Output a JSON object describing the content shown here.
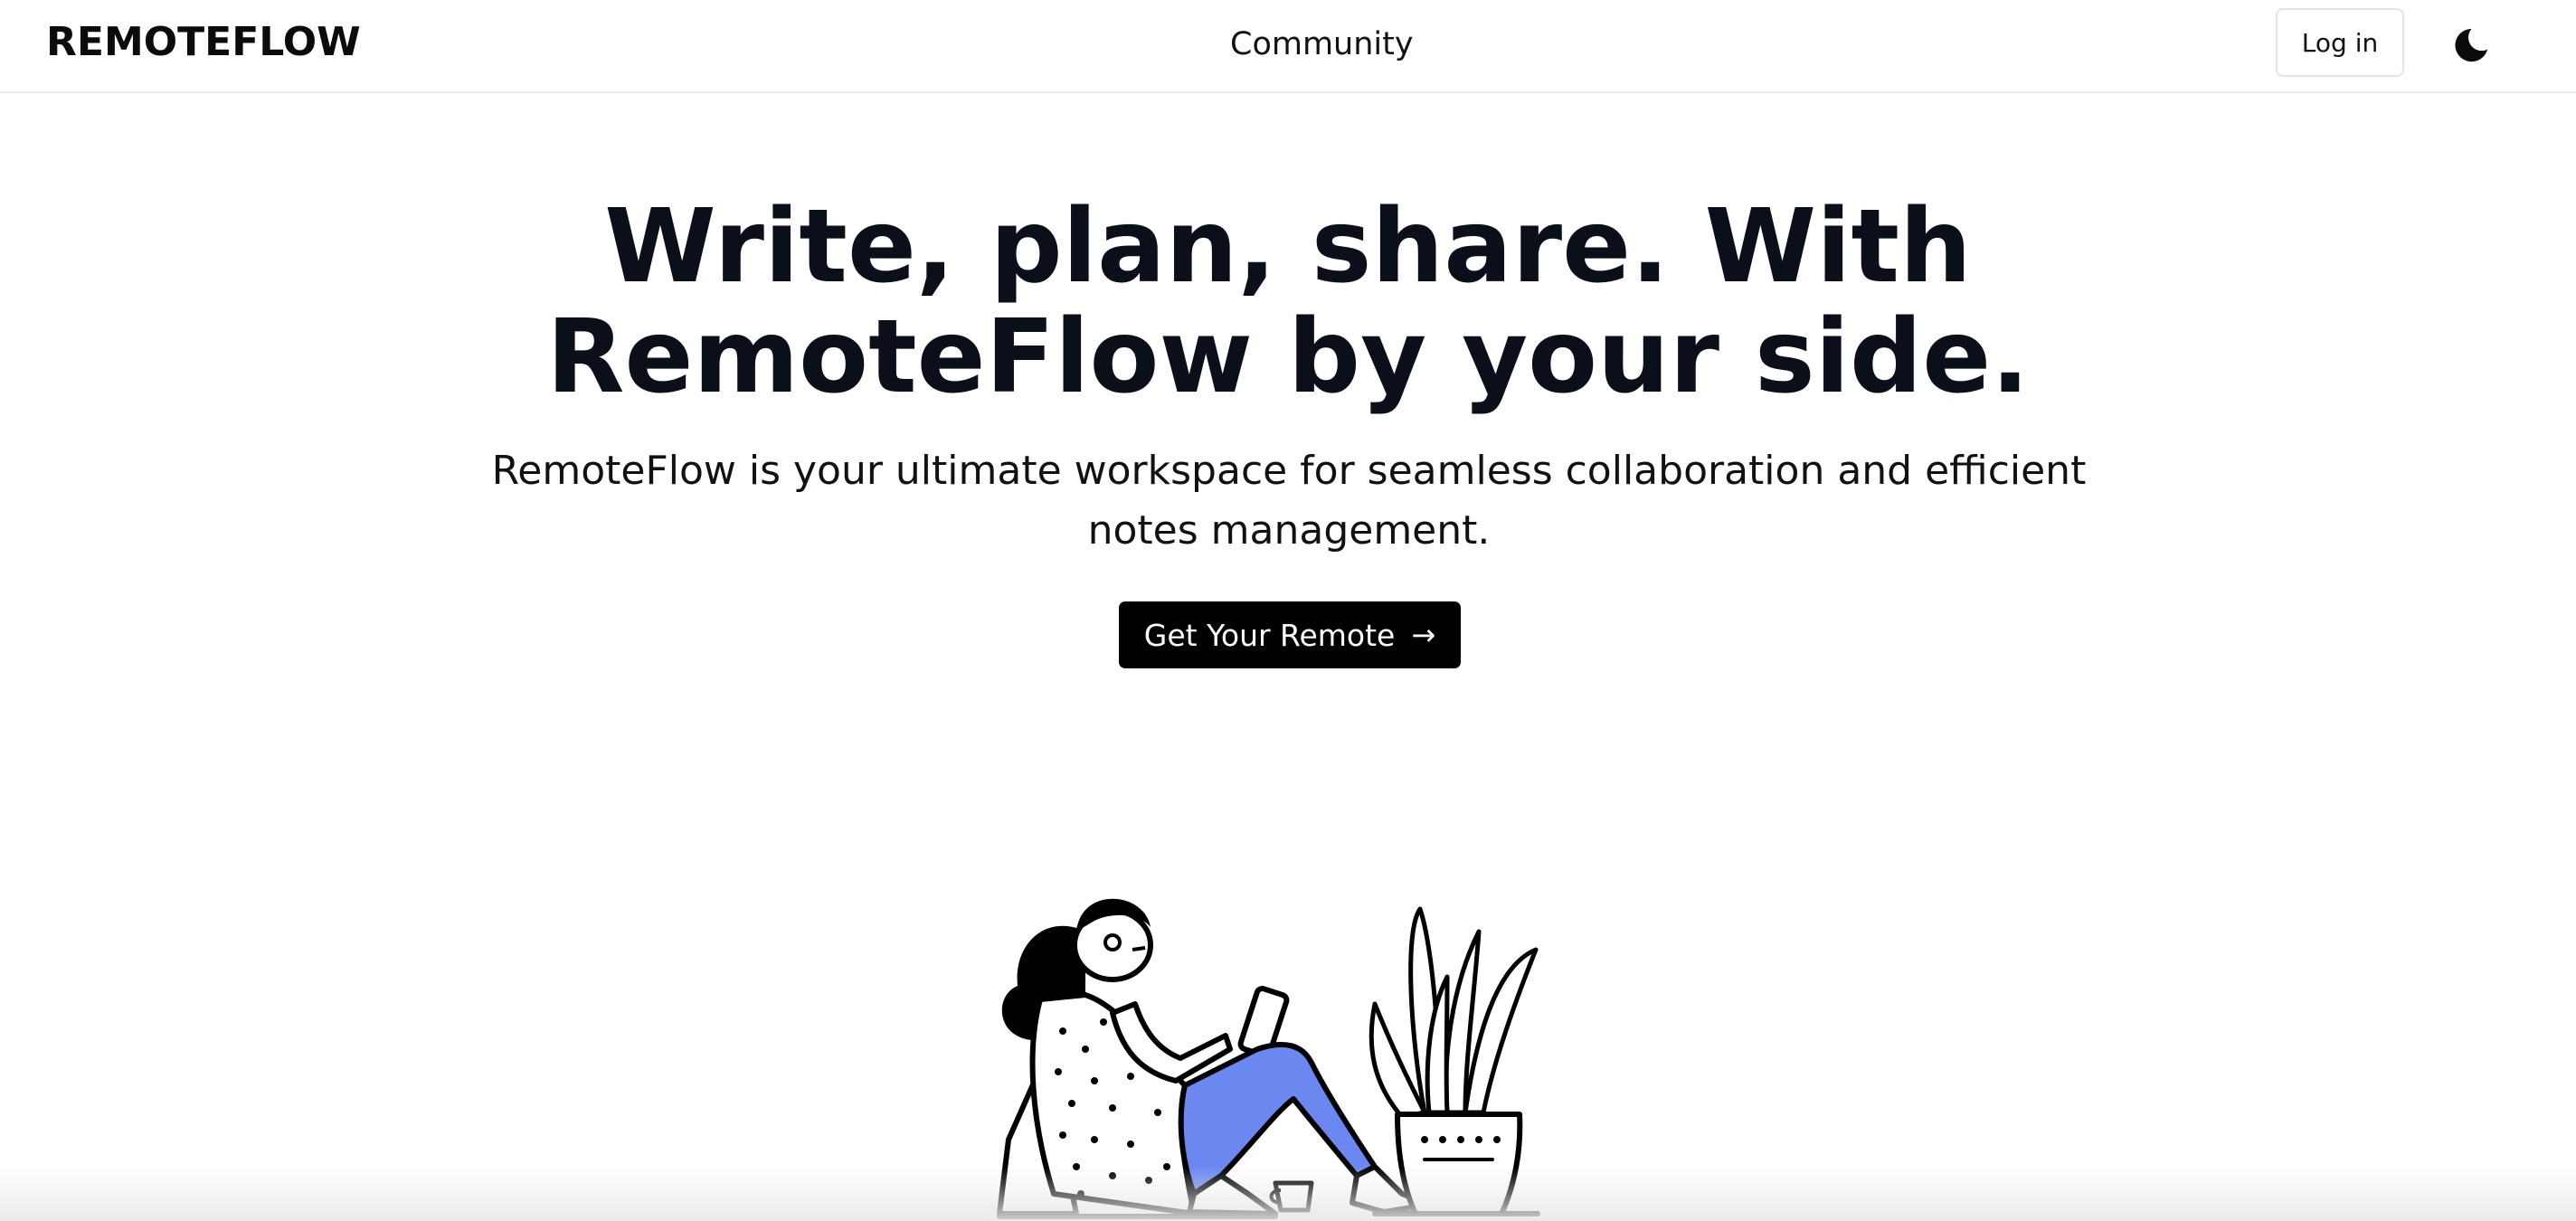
{
  "header": {
    "brand": "REMOTEFLOW",
    "nav_link": "Community",
    "login_label": "Log in",
    "theme_icon": "moon-icon"
  },
  "hero": {
    "title_line1": "Write, plan, share. With",
    "title_line2": "RemoteFlow by your side.",
    "subtitle": "RemoteFlow is your ultimate workspace for seamless collaboration and efficient notes management.",
    "cta_label": "Get Your Remote",
    "cta_icon": "arrow-right-icon"
  },
  "illustration": {
    "name": "woman-reading-illustration",
    "accent_color": "#6b87f0"
  },
  "colors": {
    "text": "#0b0f1a",
    "button_bg": "#000000",
    "border": "#e9e9ec"
  }
}
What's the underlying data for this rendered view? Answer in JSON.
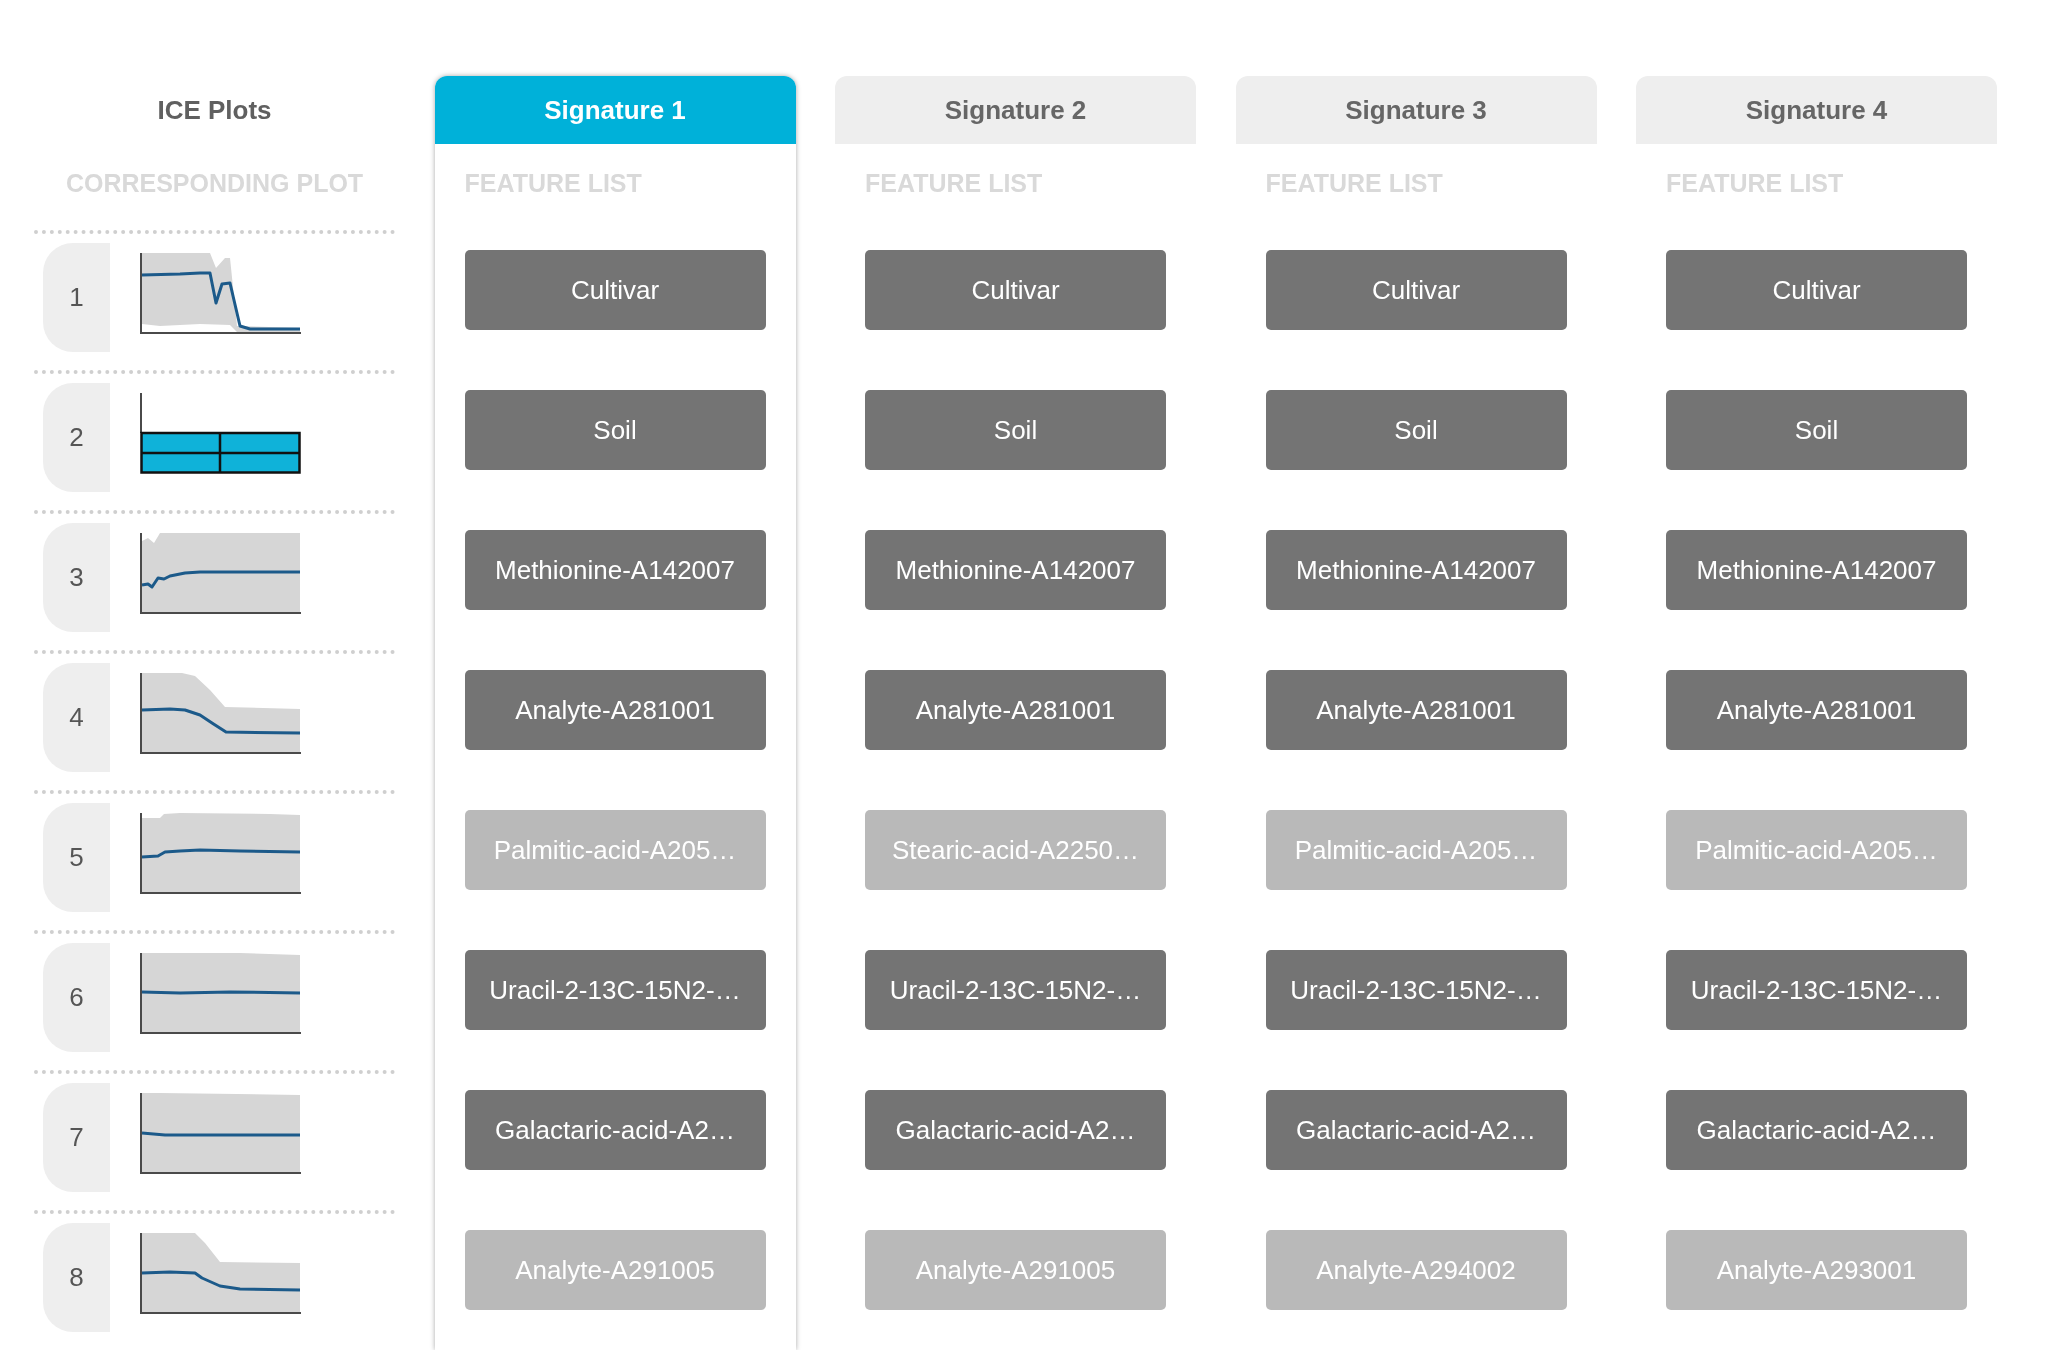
{
  "ice_plots": {
    "title": "ICE Plots",
    "subtitle": "CORRESPONDING PLOT",
    "rows": [
      {
        "number": "1",
        "kind": "line"
      },
      {
        "number": "2",
        "kind": "blocks"
      },
      {
        "number": "3",
        "kind": "line"
      },
      {
        "number": "4",
        "kind": "line"
      },
      {
        "number": "5",
        "kind": "line"
      },
      {
        "number": "6",
        "kind": "line"
      },
      {
        "number": "7",
        "kind": "line"
      },
      {
        "number": "8",
        "kind": "line"
      }
    ]
  },
  "signatures": [
    {
      "label": "Signature 1",
      "selected": true,
      "subtitle": "FEATURE LIST",
      "features": [
        {
          "label": "Cultivar",
          "dimmed": false
        },
        {
          "label": "Soil",
          "dimmed": false
        },
        {
          "label": "Methionine-A142007",
          "dimmed": false
        },
        {
          "label": "Analyte-A281001",
          "dimmed": false
        },
        {
          "label": "Palmitic-acid-A205…",
          "dimmed": true
        },
        {
          "label": "Uracil-2-13C-15N2-…",
          "dimmed": false
        },
        {
          "label": "Galactaric-acid-A2…",
          "dimmed": false
        },
        {
          "label": "Analyte-A291005",
          "dimmed": true
        }
      ]
    },
    {
      "label": "Signature 2",
      "selected": false,
      "subtitle": "FEATURE LIST",
      "features": [
        {
          "label": "Cultivar",
          "dimmed": false
        },
        {
          "label": "Soil",
          "dimmed": false
        },
        {
          "label": "Methionine-A142007",
          "dimmed": false
        },
        {
          "label": "Analyte-A281001",
          "dimmed": false
        },
        {
          "label": "Stearic-acid-A2250…",
          "dimmed": true
        },
        {
          "label": "Uracil-2-13C-15N2-…",
          "dimmed": false
        },
        {
          "label": "Galactaric-acid-A2…",
          "dimmed": false
        },
        {
          "label": "Analyte-A291005",
          "dimmed": true
        }
      ]
    },
    {
      "label": "Signature 3",
      "selected": false,
      "subtitle": "FEATURE LIST",
      "features": [
        {
          "label": "Cultivar",
          "dimmed": false
        },
        {
          "label": "Soil",
          "dimmed": false
        },
        {
          "label": "Methionine-A142007",
          "dimmed": false
        },
        {
          "label": "Analyte-A281001",
          "dimmed": false
        },
        {
          "label": "Palmitic-acid-A205…",
          "dimmed": true
        },
        {
          "label": "Uracil-2-13C-15N2-…",
          "dimmed": false
        },
        {
          "label": "Galactaric-acid-A2…",
          "dimmed": false
        },
        {
          "label": "Analyte-A294002",
          "dimmed": true
        }
      ]
    },
    {
      "label": "Signature 4",
      "selected": false,
      "subtitle": "FEATURE LIST",
      "features": [
        {
          "label": "Cultivar",
          "dimmed": false
        },
        {
          "label": "Soil",
          "dimmed": false
        },
        {
          "label": "Methionine-A142007",
          "dimmed": false
        },
        {
          "label": "Analyte-A281001",
          "dimmed": false
        },
        {
          "label": "Palmitic-acid-A205…",
          "dimmed": true
        },
        {
          "label": "Uracil-2-13C-15N2-…",
          "dimmed": false
        },
        {
          "label": "Galactaric-acid-A2…",
          "dimmed": false
        },
        {
          "label": "Analyte-A293001",
          "dimmed": true
        }
      ]
    }
  ]
}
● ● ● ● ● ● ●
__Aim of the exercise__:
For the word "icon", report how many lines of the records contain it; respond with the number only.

__Your solution__:
2